Charles Dutoit returns to Davies Symphony Hall this week, to lead the San Francisco Symphony in a program of music by Beethoven and Shostakovich - Beethoven’s Piano Concerto No 2, with pianist Kirill Gerstein as guest soloist, and the Shostakovich Symphony No 10.
Maestro Dutoit is regarded as one of today’s foremost conductors. He has appeared with many of the world’s major orchestras, having also headed up the Bern Symphony Orchestra, directed the National Symphony Orchestra of Mexico and the Symphony Orchestra of Göteborg. He has also served as music director of the Orchestre National de France. In 1977 he took up the major appointment of his career - Music Director of the Montreal Symphony Orchestra - a role which he held for 25 years.
Charles Dutoit became Music Director of the Verbier Festival Orchestra in 2009, and - following a 30-year collaboration with the Philadelphia Orchestra - was recently honored with the title of Conductor Laureate. Maestro Dutoit is presently the Artistic Director and Principal Conductor of the Royal Philharmonic Orchestra and Music Director Emeritus of the NHK Symphony Orchestra in Tokyo.
Russian-born pianist, Kirill Gerstein, came to the United States to study jazz piano at the age of 14 - the youngest student ever to attend Boston’s Berklee College of Music.

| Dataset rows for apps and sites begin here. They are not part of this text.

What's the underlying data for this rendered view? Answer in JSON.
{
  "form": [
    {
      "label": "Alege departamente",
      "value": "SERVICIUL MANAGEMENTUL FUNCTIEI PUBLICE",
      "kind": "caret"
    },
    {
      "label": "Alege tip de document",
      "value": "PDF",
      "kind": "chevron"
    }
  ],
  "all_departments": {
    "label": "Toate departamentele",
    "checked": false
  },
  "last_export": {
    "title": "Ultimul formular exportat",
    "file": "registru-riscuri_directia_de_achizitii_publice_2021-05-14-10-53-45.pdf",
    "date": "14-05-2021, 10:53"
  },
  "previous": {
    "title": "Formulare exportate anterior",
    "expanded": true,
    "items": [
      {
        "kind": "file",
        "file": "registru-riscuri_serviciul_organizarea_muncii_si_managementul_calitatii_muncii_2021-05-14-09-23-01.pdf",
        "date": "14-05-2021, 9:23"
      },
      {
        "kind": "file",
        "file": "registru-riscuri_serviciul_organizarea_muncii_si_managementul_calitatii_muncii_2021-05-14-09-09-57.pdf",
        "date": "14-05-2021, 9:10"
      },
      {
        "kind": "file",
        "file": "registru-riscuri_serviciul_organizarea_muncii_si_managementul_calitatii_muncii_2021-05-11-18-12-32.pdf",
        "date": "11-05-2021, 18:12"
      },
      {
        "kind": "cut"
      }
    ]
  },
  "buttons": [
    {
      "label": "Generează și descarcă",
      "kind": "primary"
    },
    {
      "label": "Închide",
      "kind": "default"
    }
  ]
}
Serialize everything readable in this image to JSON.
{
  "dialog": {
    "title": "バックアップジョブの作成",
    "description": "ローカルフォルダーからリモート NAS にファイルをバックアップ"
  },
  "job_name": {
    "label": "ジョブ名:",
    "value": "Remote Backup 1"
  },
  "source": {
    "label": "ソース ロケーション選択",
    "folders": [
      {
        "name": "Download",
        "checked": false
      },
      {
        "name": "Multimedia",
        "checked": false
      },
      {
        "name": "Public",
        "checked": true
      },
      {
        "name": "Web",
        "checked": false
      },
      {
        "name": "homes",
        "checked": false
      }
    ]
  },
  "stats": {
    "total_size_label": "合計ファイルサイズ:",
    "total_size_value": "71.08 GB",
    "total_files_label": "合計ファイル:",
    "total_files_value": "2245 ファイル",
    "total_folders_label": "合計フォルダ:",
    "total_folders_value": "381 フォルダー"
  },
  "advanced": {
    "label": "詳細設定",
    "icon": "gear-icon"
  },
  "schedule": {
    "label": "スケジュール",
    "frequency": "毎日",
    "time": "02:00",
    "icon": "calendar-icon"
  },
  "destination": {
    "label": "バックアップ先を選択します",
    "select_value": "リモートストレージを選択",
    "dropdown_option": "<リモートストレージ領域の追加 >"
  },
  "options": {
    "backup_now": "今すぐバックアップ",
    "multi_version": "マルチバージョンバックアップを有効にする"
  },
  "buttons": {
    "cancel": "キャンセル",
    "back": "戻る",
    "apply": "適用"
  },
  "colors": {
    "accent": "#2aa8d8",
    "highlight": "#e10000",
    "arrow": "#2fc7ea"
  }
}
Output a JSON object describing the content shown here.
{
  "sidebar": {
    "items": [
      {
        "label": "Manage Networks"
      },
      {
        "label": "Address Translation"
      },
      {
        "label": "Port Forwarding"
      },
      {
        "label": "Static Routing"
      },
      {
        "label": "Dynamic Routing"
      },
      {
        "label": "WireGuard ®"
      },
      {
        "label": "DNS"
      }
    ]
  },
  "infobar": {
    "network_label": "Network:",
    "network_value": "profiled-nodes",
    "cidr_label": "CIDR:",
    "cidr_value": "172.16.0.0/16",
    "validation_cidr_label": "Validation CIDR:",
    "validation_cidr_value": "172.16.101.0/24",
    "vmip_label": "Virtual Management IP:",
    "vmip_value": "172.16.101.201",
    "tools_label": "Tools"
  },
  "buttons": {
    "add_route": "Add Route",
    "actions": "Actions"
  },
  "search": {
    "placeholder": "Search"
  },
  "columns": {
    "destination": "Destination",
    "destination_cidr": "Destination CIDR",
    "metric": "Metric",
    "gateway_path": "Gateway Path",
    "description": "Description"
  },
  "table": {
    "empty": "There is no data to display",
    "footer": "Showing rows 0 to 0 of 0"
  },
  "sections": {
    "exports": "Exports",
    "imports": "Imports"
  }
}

His early studies included classical music as well, and although he now focuses on the classical repertoire, his jazz training is credited with the inspiration for his distinctive classical style.
Gerstein’s honours include First Prize at the 2001 Arthur Rubinstein Piano Competition in Tel Aviv, a Gilmore Young Artist Award in 2002, an Avery Fisher Grant in 2010, and - in the same year - the prestigious Gilmore Artist Award, presented every four years to an exceptional pianist and major international concert artist.
His latest recording - Imaginary Pictures (Mussorgsky & Schumann) - is to be released this week, to coincide with his appearance at Davies Symphony Hall, and he will be signing CDs following his performances with the San Francisco Symphony.
Beethoven started writing his Second Piano Concerto in 1790 - although it underwent a few revisions before it was finally published in 1801. The composer is thought to have intended it for the demonstration of his skills as a performer when he moved from Bonn to Vienna in 1792, and he was the soloist at his first public performance at the city’s Burgtheater on March 29, 1795.
Shostakovich is widely thought to have written his Symphony No 10 as a depiction of the years in Russia under Stalin’s rule. Conductor Kurt Sanderling - who was present during the preparation of this work and at its premiere - was quoted in 1995 as saying that “it was indeed a portrait of Stalin for all of us who had lived through the horrors of that time. But for the listener of today, it is perhaps more like a portrait of a dictatorship in general, of a system of oppression”. Whatever the actuality, the work continues to attract descriptions such as “monumental” and “devastating” - amply illustrating the defiance for which Shostakovich was known.
Charles Dutoit conducts Beethoven and Shostakovich at Davies Symphony Hall on June 4, 6 and 7, and at Weill Hall, Green Music Center, Sonoma State University, on June 5.
Follow this link for further information, for tickets, and to watch an interview with Charles Dutoit recorded at the 2012 Verbier Festival.
San Francisco Symphony program notes
Charles Dutoit biography